While the normal fuss and muss about Alcoa (AA) continues (in a shocker, it actually beat), as I said yesterday I care a lot more about transports to figure out what is going on. As an aside, Gartman on the Fast Money crew said AA cut 36,000 jobs in the recession ... that would even impress Jack Welch, especially considering Alcoa only has 59,000 employees as of last update on Yahoo Finance. But a great representation of the gulf between the prospects of the U.S large corporation and U.S. (private sector) worker, and why they are living in two worlds.
But as stock market speculators we need not care about U.S. workers, all we care about is profits! Remember, in Wall Street nirvana all workers except C-level execs would be fired. The profit surge would be outstanding, and politicians could become even more powerful as almost the entire populace depended on their handouts. No worries readers; we're getting there slowly but surely. (Click to enlarge)

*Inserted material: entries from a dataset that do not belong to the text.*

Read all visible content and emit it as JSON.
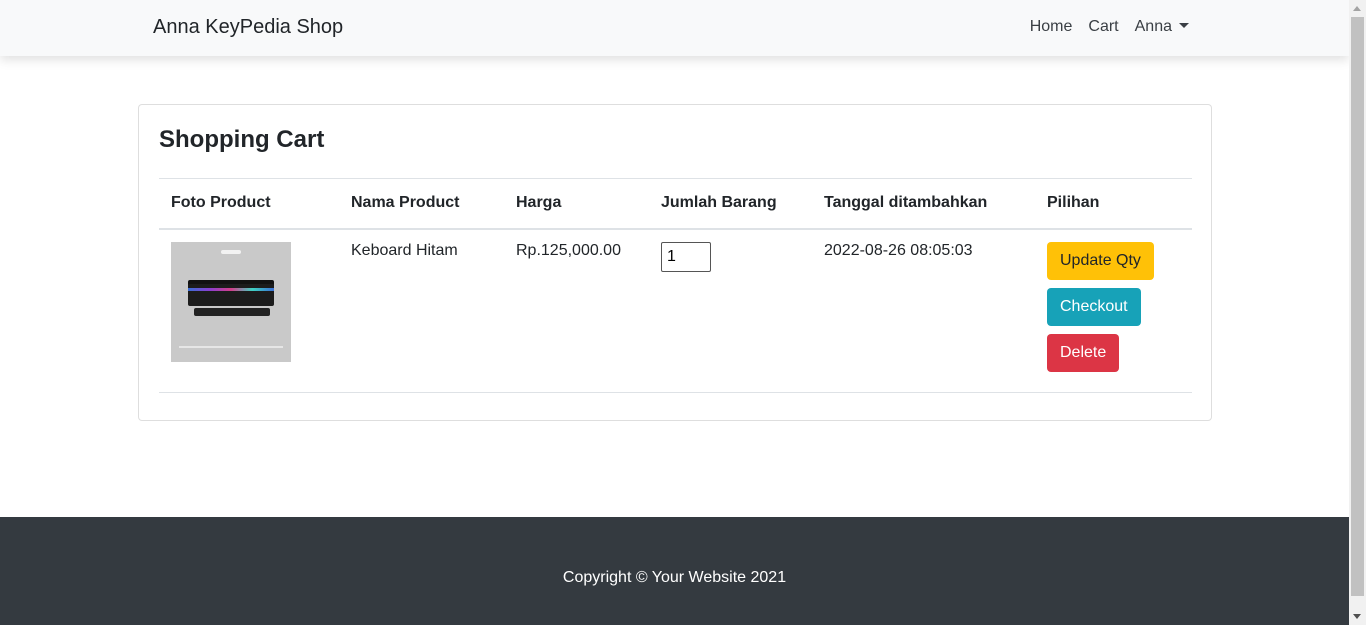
{
  "navbar": {
    "brand": "Anna KeyPedia Shop",
    "links": {
      "home": "Home",
      "cart": "Cart"
    },
    "user": "Anna"
  },
  "cart": {
    "title": "Shopping Cart",
    "headers": {
      "foto": "Foto Product",
      "nama": "Nama Product",
      "harga": "Harga",
      "jumlah": "Jumlah Barang",
      "tanggal": "Tanggal ditambahkan",
      "pilihan": "Pilihan"
    },
    "items": [
      {
        "image": "keyboard-product-photo",
        "nama": "Keboard Hitam",
        "harga": "Rp.125,000.00",
        "qty": "1",
        "tanggal": "2022-08-26 08:05:03",
        "actions": {
          "update": "Update Qty",
          "checkout": "Checkout",
          "delete": "Delete"
        }
      }
    ]
  },
  "colors": {
    "navbar_bg": "#f8f9fa",
    "warning": "#ffc107",
    "info": "#17a2b8",
    "danger": "#dc3545",
    "footer_bg": "#343a40"
  },
  "footer": {
    "text": "Copyright © Your Website 2021"
  }
}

CSX did not really add much new to the discussion on the economy but I was tickled to read some of the misleading lines in the stories on the report. One such gem from a news source was something like: "CSX bests analysts estimates as company benefits from dynamic U.S. economy". I assume this writer once was employed by Wall Street or a certain beverage company that rhymes with Pool Dade.
Here is the actual quote
“While the economy remains dynamic, our markets overall continue to improve,” chairman and CEO Michael Ward.
Funny how switching a few words around can change the whole assessment.
Some more commentary on and by CSX. Seems like metals (i.e. sending railcars to America's sea ports so China can consume metal of any type) and autos were the strongest segments (remember Q2 2009 was a brutal period so year over year comparisons will be quite easy across the earnings season):
- CSX, the third-largest railroad in the country, is the first among its peers to report earnings for the April-to-June period. Railroads' performance is an important window on the economy because trains carry so many things that consumers and businesses use every day -- from clothing to cars.
- Shipping volume was up in every CSX category in the three-month period, except food and consumer shipments, which were flat.
- Shipments of vehicles and parts jumped the most -- 63% compared with last year. U.S. auto sales slowed in June after a string of positive months, but they were still significantly above brutal 2009 levels.
- Metal shipments, linked to the auto and construction markets, surged 44%. "Growth was driven by rebounding steel consumption consistent with the gradual economic recovery," the company said. "Improved demand from automotive and energy markets, combined with low inventories and reduced imports pushed domestic steel production higher."
- Shipments of lumber and other forest products, used in the still-shaky housing market, rose 2%.
- The company's coal business volume lagged other markets, declining 4%, but coal-related revenue rose 12%. CSX said revenue per unit improved by longer hauling lengths. Export shipments were higher due to greater Asian demand, while domestic utility customer shipments were lower because of continuing high stockpiles of coal.
- Revenue rose 22%.
Long time readers will know we stress coal/nat gas consumption as a real economic tell rather than fairy tales from government reports. A real boom in industrial activity will lead to much higher demand in both these commodities. The lack of any real rebound in natural gas prices (with massive inventories) along with coal prices mostly only benefiting from shipments to Asia, pretty much says it all about the domestic "recovery."
All in all, this report fits the general mosaic,
Asia leads - the West (ex South America) lags. 18 months ago the pundits screamed at you about "first in, first out - America shall lead the global recovery since it was the first into recession!" That type of logic would make any first grader proud but we said nonsense. It's ostrich in the head thinking, and narcissistic to boot. For the first time, Asia has led the world out of the depths of recession despite never seen before levels of spending/stimulus and "easy money" in the U.S.
This is a sea change ... and they really should replay on TV the parade of "analysts" who a year and a half ago insisted only the U.S. could lead any recovery with their dogmatic "first in, first out" song and dance. Most of them still have their precious spots on financial infotainment TeeVee spewing their "wisdom."
No real guidance in the CSX report, perhaps something will be said in today's conference call.
Disclosure: No position